PA Prime Minister Salam Fayyad, whose government holds power in the West Bank, announced the dissolution of the 24-member cabinet and is expected to replace the ministers within six weeks, according to the Associated Press.
The cabinet reshuffling has long been demanded by Mr. Fayyad and others in the Fatah movement. Only 16 of the 24 ministerial positions were actually staffed, with Reuters reporting it was "a cabinet regarded by many as dysfunctional."
The elections for the presidency and the parliament promised by September would be the first since 2006, which preceded the Fatah-Hamas split, according to Bloomberg. Hamas, which controls the Gaza Strip, has already said it won’t take part in elections and that the two factions should settle their differences before elections are held.
“The Palestinian Authority is trying, in a pre-emptive decision, to contain any future protest in the West Bank,” Mkhaimar Abusada, a political scientist at Gaza’s Al-Azhar University, told Bloomberg. “It is trying to say, we welcome any elections, we want elections, and it is Hamas that will not cooperate.”
Hamas took over the Gaza Strip in 2007 and refuses to recognize Palestinian Authority President Mahmoud Abbas as the legitimate leader because his term was set to expire in 2009. His presidency was extended indefinitely to avoid a political vacuum while waiting for new elections. Hamas’s refusal to participate in polling last year “torpedoed” plans to hold general elections then, the Agence France-Presse notes.
Hamas official Fawzi Barhoum called the cabinet shuffle "silly theater" and said Mr. Abbas was only pretending that genuine reform was in the works, according to the Associated Press.
The cabinet dissolution follows the resignation of top Palestinian peace negotiator Saeb Erekat, who has been widely criticized since Qatar-based Al Jazeera news agency leaked the so-called “Palestinian Papers” last month. The documents, which come from years of Israeli-Palestinian peace negotiations, show the Palestinians offering surprisingly large concessions to Israelis, including allowing settlements in East Jerusalem to remain and limiting the return of Palestinian refugees to what is now Israel. The Palestinian Authority did not publicly concede those issues.
"I can't advocate accountability and transparency all my life and then comes the biggest breach in Palestinian national security – the stealing of the documents from my office – and let it be business as usual,'' Mr. Erekat told the Christian Science Monitor. ''What I want to do is plant the seeds for the future of Palestinian officials. When officials make mistakes, they are out.''
The BBC writes that the call for elections seem to be an effort from Palestinian leaders to show they are responding to popular uprisings in Egypt and Tunisia.
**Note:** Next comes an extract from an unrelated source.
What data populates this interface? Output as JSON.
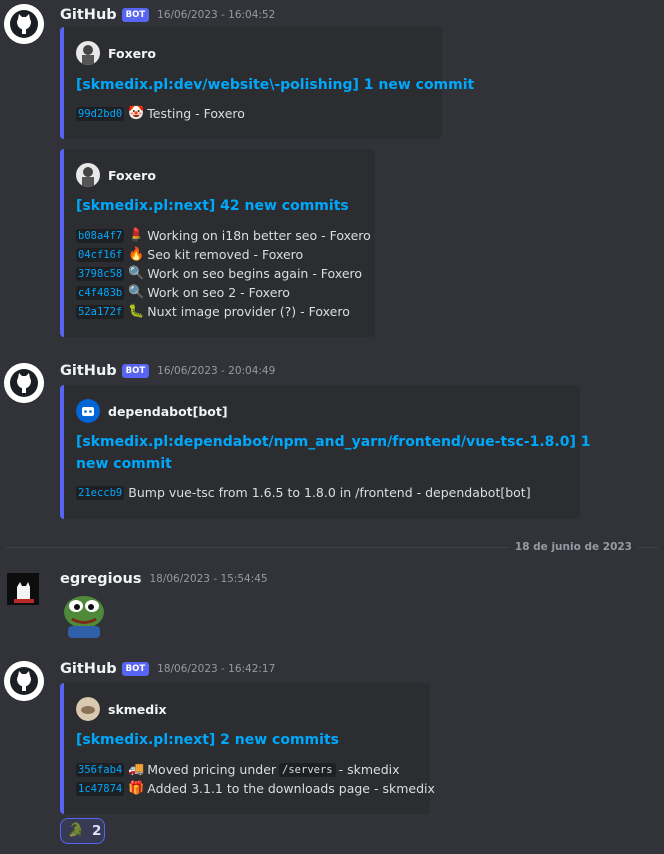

But it adds that Hamas has already spurned the elections by saying that Abbas does not have legitimacy and that the polling is an attempt to divert attention from revelations in the "Palestinian Papers."